For many students, autumn means getting back to late nights, lecture halls, and studying. Unlike public libraries, academic libraries on university and college campus tend to have a larger nonfiction collection. Depending on your university, there may even be several different libraries, focused on different subjects. Whether you are a new college student or a returning student, this guide to academic libraries can help you make the most of your time in the library and find the materials you need to help you succeed!
Talk to the Staff
Librarians and library staff are there to help you! No question is too small or too big. Finding the answer is part of their job. If you’re not used to using a library or call numbers, talk to a staff member. They can help show you around. Need to learn how to use the catalogue? Ask a staff member. Some schools offer tutoring and basic computer classes through their libraries. Academic librarians are part of school faculty, and they care about your success, too.
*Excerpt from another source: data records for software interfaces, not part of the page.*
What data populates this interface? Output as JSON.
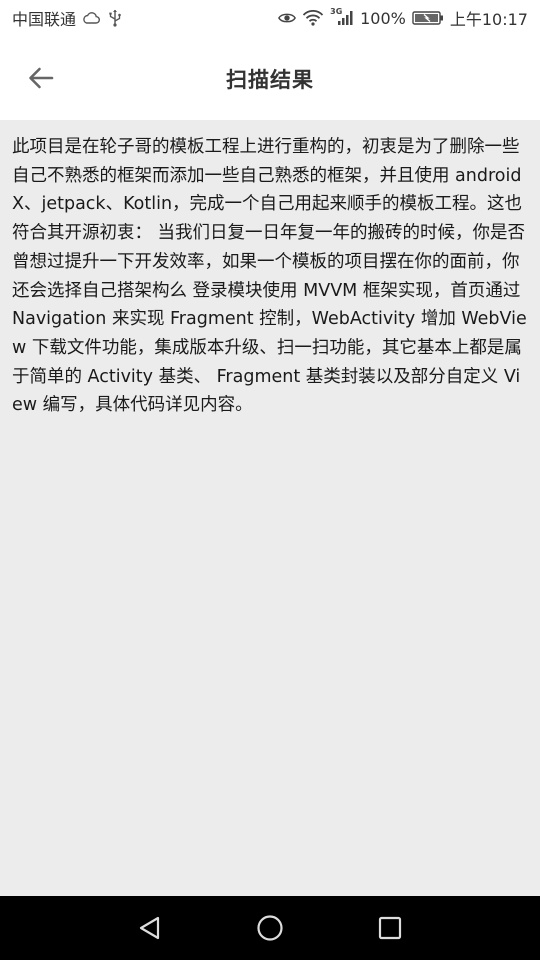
{
  "status_bar": {
    "carrier": "中国联通",
    "battery_percent": "100%",
    "time": "上午10:17",
    "network_type": "3G",
    "icons": [
      "cloud-icon",
      "usb-icon",
      "eye-icon",
      "wifi-icon",
      "signal-icon",
      "battery-icon"
    ]
  },
  "app_bar": {
    "title": "扫描结果",
    "back_icon": "arrow-left-icon"
  },
  "content": {
    "text": "此项目是在轮子哥的模板工程上进行重构的，初衷是为了删除一些自己不熟悉的框架而添加一些自己熟悉的框架，并且使用 androidX、jetpack、Kotlin，完成一个自己用起来顺手的模板工程。这也符合其开源初衷： 当我们日复一日年复一年的搬砖的时候，你是否曾想过提升一下开发效率，如果一个模板的项目摆在你的面前，你还会选择自己搭架构么 登录模块使用 MVVM 框架实现，首页通过 Navigation 来实现 Fragment 控制，WebActivity 增加 WebView 下载文件功能，集成版本升级、扫一扫功能，其它基本上都是属于简单的 Activity 基类、 Fragment 基类封装以及部分自定义 View 编写，具体代码详见内容。"
  },
  "nav_bar": {
    "icons": [
      "back-triangle-icon",
      "home-circle-icon",
      "recents-square-icon"
    ]
  },
  "colors": {
    "app_bar_bg": "#ffffff",
    "content_bg": "#ececec",
    "nav_bar_bg": "#000000",
    "title_color": "#333333"
  }
}
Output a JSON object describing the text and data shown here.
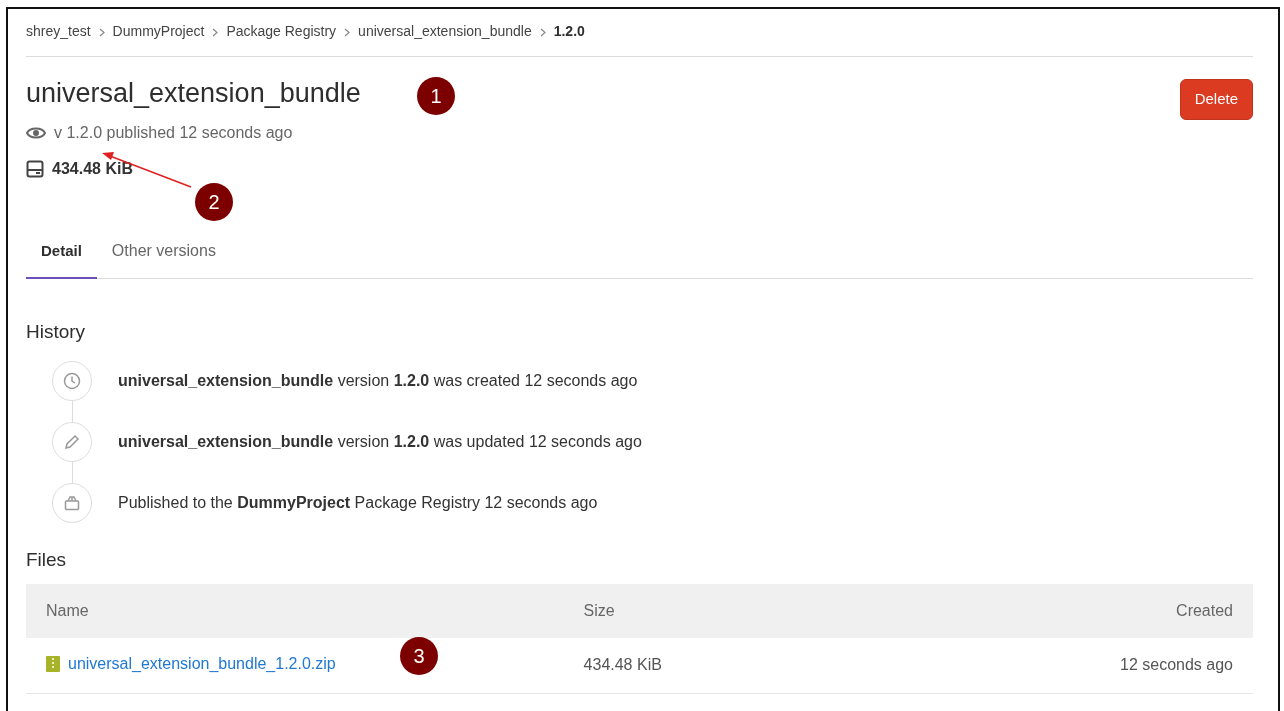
{
  "breadcrumbs": [
    {
      "label": "shrey_test",
      "current": false
    },
    {
      "label": "DummyProject",
      "current": false
    },
    {
      "label": "Package Registry",
      "current": false
    },
    {
      "label": "universal_extension_bundle",
      "current": false
    },
    {
      "label": "1.2.0",
      "current": true
    }
  ],
  "package": {
    "title": "universal_extension_bundle",
    "version_line": "v 1.2.0 published 12 seconds ago",
    "size": "434.48 KiB",
    "delete_button": "Delete"
  },
  "tabs": [
    {
      "label": "Detail",
      "selected": true
    },
    {
      "label": "Other versions",
      "selected": false
    }
  ],
  "history": {
    "title": "History",
    "entries": [
      {
        "kind": "created",
        "text": "**universal_extension_bundle** version **1.2.0** was created 12 seconds ago"
      },
      {
        "kind": "updated",
        "text": "**universal_extension_bundle** version **1.2.0** was updated 12 seconds ago"
      },
      {
        "kind": "published",
        "text": "Published to the **DummyProject** Package Registry 12 seconds ago"
      }
    ]
  },
  "files": {
    "title": "Files",
    "columns": [
      "Name",
      "Size",
      "Created"
    ],
    "rows": [
      {
        "name": "universal_extension_bundle_1.2.0.zip",
        "size": "434.48 KiB",
        "created": "12 seconds ago"
      }
    ]
  },
  "annotations": [
    "1",
    "2",
    "3"
  ]
}
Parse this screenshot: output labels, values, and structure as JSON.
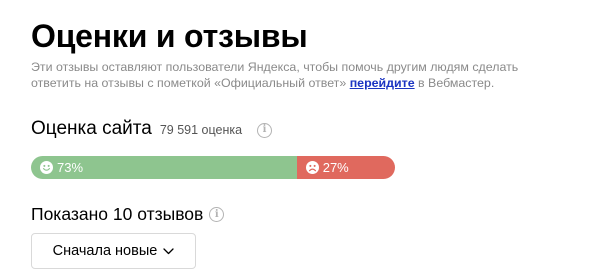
{
  "page": {
    "title": "Оценки и отзывы",
    "description_line1": "Эти отзывы оставляют пользователи Яндекса, чтобы помочь другим людям сделать",
    "description_line2_before": "ответить на отзывы с пометкой «Официальный ответ» ",
    "description_link": "перейдите",
    "description_line2_after": " в Вебмастер."
  },
  "rating": {
    "title": "Оценка сайта",
    "count": "79 591 оценка",
    "info_icon": "info-icon"
  },
  "sentiment": {
    "positive_label": "73%",
    "positive_fraction": 0.73,
    "negative_label": "27%",
    "negative_fraction": 0.27,
    "positive_color": "#8ec58f",
    "negative_color": "#e0695e",
    "positive_icon": "smile-icon",
    "negative_icon": "sad-face-icon"
  },
  "reviews": {
    "shown_text": "Показано 10 отзывов",
    "info_icon": "info-icon"
  },
  "sort": {
    "label": "Сначала новые",
    "icon": "chevron-down-icon"
  },
  "colors": {
    "link": "#1b34c2",
    "muted_text": "#8a8a8a"
  }
}
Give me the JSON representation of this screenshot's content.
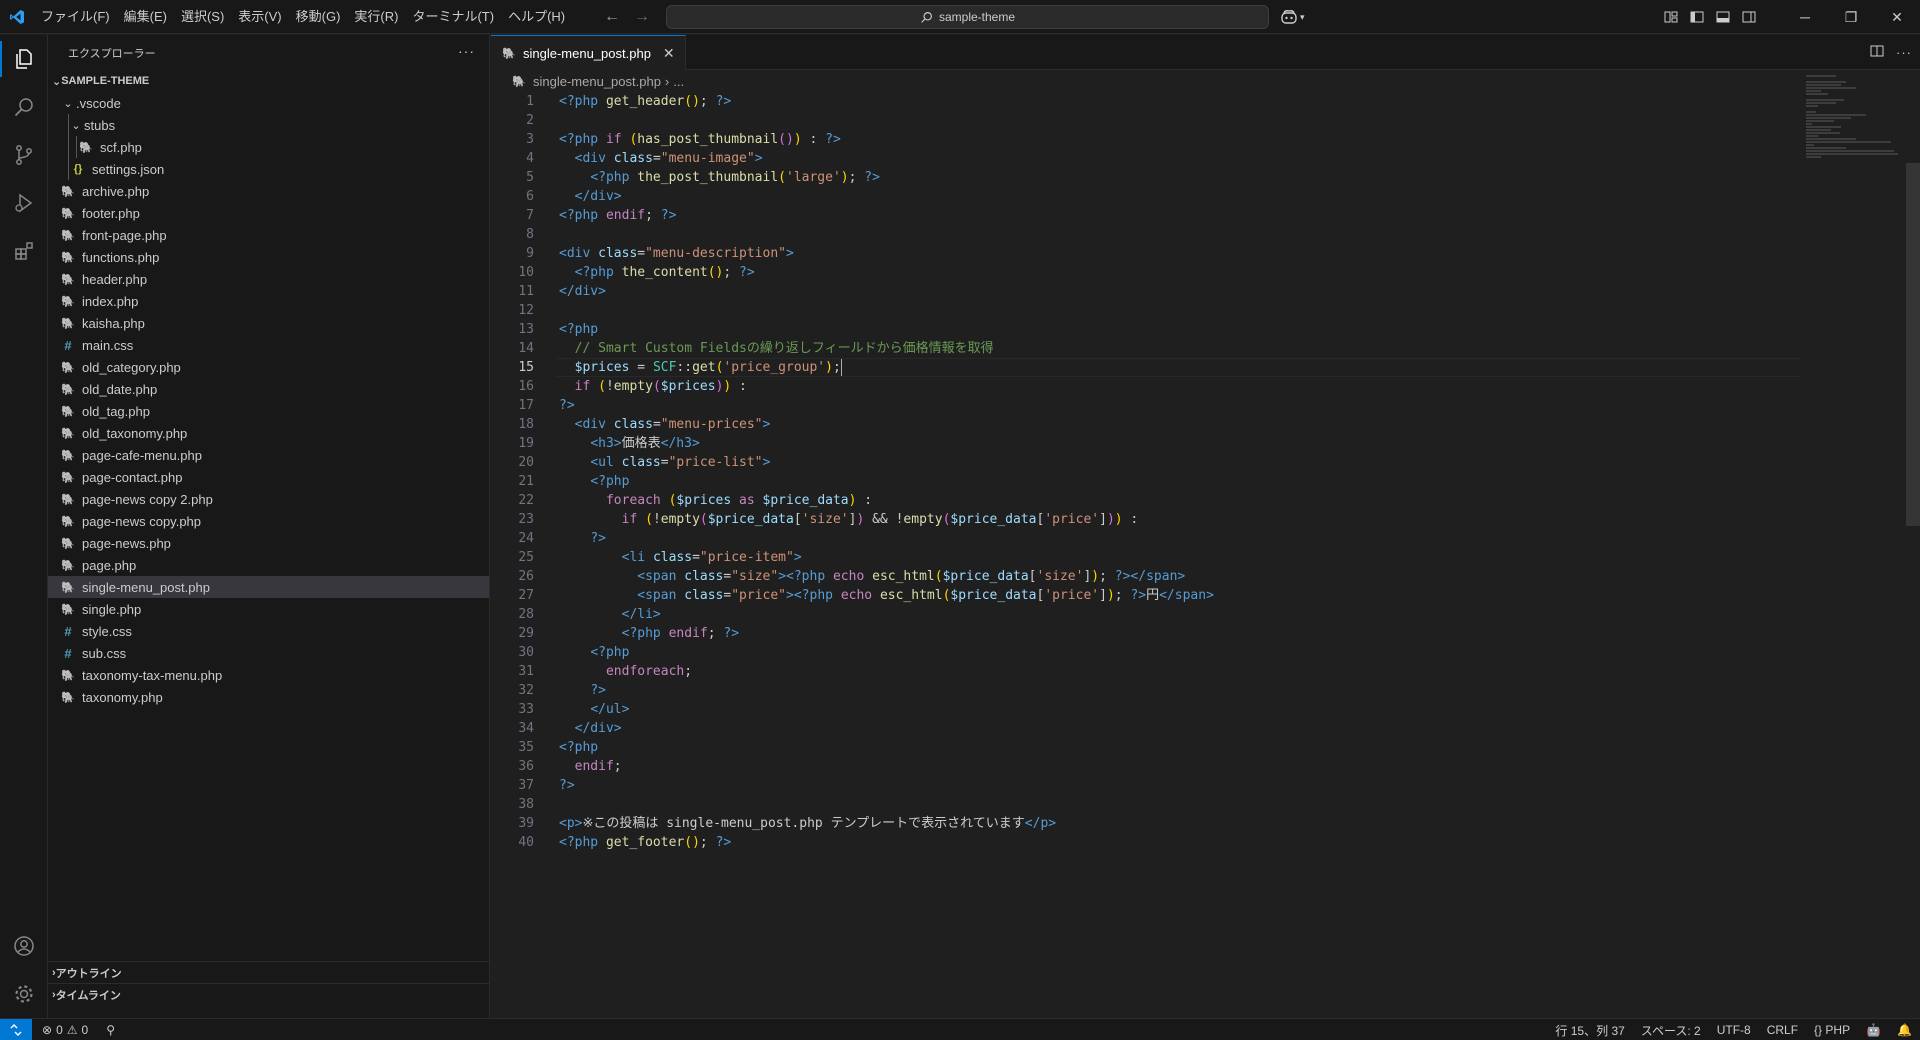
{
  "titlebar": {
    "menus": [
      "ファイル(F)",
      "編集(E)",
      "選択(S)",
      "表示(V)",
      "移動(G)",
      "実行(R)",
      "ターミナル(T)",
      "ヘルプ(H)"
    ],
    "search_text": "sample-theme"
  },
  "sidebar": {
    "title": "エクスプローラー",
    "more": "···",
    "folder": "SAMPLE-THEME",
    "vscode_folder": ".vscode",
    "stubs_folder": "stubs",
    "scf_file": "scf.php",
    "settings_file": "settings.json",
    "files": [
      {
        "name": "archive.php",
        "type": "php"
      },
      {
        "name": "footer.php",
        "type": "php"
      },
      {
        "name": "front-page.php",
        "type": "php"
      },
      {
        "name": "functions.php",
        "type": "php"
      },
      {
        "name": "header.php",
        "type": "php"
      },
      {
        "name": "index.php",
        "type": "php"
      },
      {
        "name": "kaisha.php",
        "type": "php"
      },
      {
        "name": "main.css",
        "type": "css"
      },
      {
        "name": "old_category.php",
        "type": "php"
      },
      {
        "name": "old_date.php",
        "type": "php"
      },
      {
        "name": "old_tag.php",
        "type": "php"
      },
      {
        "name": "old_taxonomy.php",
        "type": "php"
      },
      {
        "name": "page-cafe-menu.php",
        "type": "php"
      },
      {
        "name": "page-contact.php",
        "type": "php"
      },
      {
        "name": "page-news copy 2.php",
        "type": "php"
      },
      {
        "name": "page-news copy.php",
        "type": "php"
      },
      {
        "name": "page-news.php",
        "type": "php"
      },
      {
        "name": "page.php",
        "type": "php"
      },
      {
        "name": "single-menu_post.php",
        "type": "php",
        "selected": true
      },
      {
        "name": "single.php",
        "type": "php"
      },
      {
        "name": "style.css",
        "type": "css"
      },
      {
        "name": "sub.css",
        "type": "css"
      },
      {
        "name": "taxonomy-tax-menu.php",
        "type": "php"
      },
      {
        "name": "taxonomy.php",
        "type": "php"
      }
    ],
    "outline_label": "アウトライン",
    "timeline_label": "タイムライン"
  },
  "editor": {
    "tab_label": "single-menu_post.php",
    "breadcrumb_file": "single-menu_post.php",
    "breadcrumb_more": "...",
    "current_line": 15
  },
  "statusbar": {
    "errors": "0",
    "warnings": "0",
    "position": "行 15、列 37",
    "spaces": "スペース: 2",
    "encoding": "UTF-8",
    "eol": "CRLF",
    "language": "PHP"
  },
  "colors": {
    "accent": "#0078d4",
    "php_icon": "#a074c4",
    "css_icon": "#519aba",
    "json_icon": "#cbcb41"
  }
}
Academic journals are not generally available to the general public, but through your university or college, you should be able to access a wide variety of journals, digital encyclopedias, and research databases. These are valuable resources that will save you time combing thorough paywalls and basic search engines. Ask a librarian about what databases are available through your institution.
Some academic libraries have “library use” copies of textbooks. While not a permanent solution, this is a great way to bridge the gap if you are sharing a textbook, waiting for a book order to come in, or need an extra book for study group. Some professors will also provide books for their classes to a special collection that you can check out for just a few days. Check the library catalogue for your required reading books in the fiction section and some non-traditional textbooks may be available in the nonfiction section.
Similar to library use only textbooks, most reference books cannot be checked out of the library. Reference books are usually things like glossaries, maps, and encyclopedias, but can also include school yearbooks, oversized books, and historical books. These books can be helpful for research, so plan accordingly when you need to use one.
Journals are kind of like magazines, but feature articles over advertisement. Most academic libraries subscribe to at least a few and keep a stock of them in their collection. There are journals in almost every field: science, art, literature, education, etc. Journals cannot always be checked out of the library, but some of the best writing in your field may be hiding in these little gems.
Having the right book for your research paper is imperative, but what if your university library doesn’t have it? That’s where interlibrary loans come in. If your college or university is part of a system, this may be easier, but most of the time you can borrow the book you need from another school. You’ll need to fill out a request, either online or in person, and a librarian can arrange it for you.
Although it may seem like a relic of the past, microfiche is still alive and well, especially in academic libraries. To look up older journal and newspaper articles, you’ll need to use microfiche. Microfiche is a thin film that requires a special magnified reader that looks like a combination of an old computer and a microscope.
YA and Juvenile Collection
Need a brain break and just want to read something for fun? Most academic libraries have a juvenile collection for their elementary education department, but the rest of the student body can check those books out too. Your childhood favorites will be waiting alongside new classics, perfect for a cozy reading night or that babysitting job you picked up.
In addition to a great nonfiction collection for all your research needs, most university libraries also have fiction collections, so read away (during your breaks of course!). It may be a bit old fashioned now, but the DVD section is a great place to look for cheap group entertainment. Academic libraries offer so much to your campus, so be sure to sign up for your student library card this year!
Want more library content? Visit our library archives and check out what it was like to work as a circulation assistant at a university academic library.